- _Data supplied_
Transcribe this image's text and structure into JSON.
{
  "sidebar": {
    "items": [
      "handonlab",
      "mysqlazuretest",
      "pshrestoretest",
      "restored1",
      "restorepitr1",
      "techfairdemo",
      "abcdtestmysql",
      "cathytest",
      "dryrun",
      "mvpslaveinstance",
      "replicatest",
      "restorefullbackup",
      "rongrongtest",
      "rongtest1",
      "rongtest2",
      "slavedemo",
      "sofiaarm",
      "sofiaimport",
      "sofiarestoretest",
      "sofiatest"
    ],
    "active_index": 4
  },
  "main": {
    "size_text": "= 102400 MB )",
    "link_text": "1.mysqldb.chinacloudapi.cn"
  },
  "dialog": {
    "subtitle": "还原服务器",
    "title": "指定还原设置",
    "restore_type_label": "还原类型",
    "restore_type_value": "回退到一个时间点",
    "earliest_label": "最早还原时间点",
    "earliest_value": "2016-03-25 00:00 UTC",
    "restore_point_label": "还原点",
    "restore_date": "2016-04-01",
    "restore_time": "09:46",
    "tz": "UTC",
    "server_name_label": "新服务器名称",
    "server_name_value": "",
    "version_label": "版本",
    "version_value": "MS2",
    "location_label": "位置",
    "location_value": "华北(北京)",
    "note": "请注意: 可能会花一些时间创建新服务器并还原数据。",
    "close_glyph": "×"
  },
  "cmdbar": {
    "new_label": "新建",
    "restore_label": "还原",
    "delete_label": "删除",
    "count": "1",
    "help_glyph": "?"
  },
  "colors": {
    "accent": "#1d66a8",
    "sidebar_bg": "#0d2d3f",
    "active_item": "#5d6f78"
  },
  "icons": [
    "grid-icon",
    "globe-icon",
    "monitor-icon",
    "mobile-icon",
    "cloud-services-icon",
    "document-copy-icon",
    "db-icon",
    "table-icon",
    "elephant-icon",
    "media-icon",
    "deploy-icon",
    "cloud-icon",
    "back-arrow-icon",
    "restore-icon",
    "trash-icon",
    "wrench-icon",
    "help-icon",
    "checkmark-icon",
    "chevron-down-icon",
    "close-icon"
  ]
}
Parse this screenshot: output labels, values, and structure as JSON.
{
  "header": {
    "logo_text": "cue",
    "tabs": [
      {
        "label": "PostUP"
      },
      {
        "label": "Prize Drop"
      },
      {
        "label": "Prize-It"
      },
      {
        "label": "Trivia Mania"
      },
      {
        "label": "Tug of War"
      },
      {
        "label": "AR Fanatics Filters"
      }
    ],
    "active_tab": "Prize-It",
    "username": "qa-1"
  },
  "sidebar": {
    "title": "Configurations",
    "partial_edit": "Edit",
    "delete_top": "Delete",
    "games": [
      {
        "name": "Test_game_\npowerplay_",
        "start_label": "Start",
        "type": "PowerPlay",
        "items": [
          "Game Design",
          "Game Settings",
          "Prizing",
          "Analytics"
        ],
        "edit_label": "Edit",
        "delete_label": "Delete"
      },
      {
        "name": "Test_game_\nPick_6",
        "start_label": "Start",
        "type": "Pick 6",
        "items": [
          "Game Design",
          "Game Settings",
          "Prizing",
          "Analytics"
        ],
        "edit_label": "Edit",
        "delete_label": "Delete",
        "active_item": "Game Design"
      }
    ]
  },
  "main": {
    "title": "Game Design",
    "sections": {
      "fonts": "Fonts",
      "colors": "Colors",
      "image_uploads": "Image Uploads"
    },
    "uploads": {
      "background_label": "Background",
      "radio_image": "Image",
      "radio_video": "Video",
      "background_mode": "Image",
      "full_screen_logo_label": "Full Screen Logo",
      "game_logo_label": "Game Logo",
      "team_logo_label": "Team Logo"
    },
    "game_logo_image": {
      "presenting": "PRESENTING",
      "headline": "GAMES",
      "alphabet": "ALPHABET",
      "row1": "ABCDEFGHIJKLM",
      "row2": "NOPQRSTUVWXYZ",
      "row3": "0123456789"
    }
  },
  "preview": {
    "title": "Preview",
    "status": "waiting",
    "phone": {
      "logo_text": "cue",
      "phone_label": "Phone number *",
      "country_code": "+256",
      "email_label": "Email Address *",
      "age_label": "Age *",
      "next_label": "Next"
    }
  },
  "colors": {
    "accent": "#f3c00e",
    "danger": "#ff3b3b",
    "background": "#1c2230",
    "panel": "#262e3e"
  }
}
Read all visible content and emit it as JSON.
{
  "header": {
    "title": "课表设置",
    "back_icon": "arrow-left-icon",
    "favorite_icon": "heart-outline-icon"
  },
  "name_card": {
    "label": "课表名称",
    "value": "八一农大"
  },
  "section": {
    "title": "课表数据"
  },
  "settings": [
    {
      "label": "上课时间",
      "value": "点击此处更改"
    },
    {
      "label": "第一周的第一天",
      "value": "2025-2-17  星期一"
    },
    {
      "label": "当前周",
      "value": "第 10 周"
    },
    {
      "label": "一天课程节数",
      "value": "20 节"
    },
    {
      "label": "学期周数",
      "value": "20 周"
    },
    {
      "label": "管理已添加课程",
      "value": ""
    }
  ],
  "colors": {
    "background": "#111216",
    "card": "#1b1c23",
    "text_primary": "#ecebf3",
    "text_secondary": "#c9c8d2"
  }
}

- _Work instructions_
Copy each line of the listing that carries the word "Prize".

- _Answer section_
        "label": "Prize Drop"
        "label": "Prize-It"
    "active_tab": "Prize-It",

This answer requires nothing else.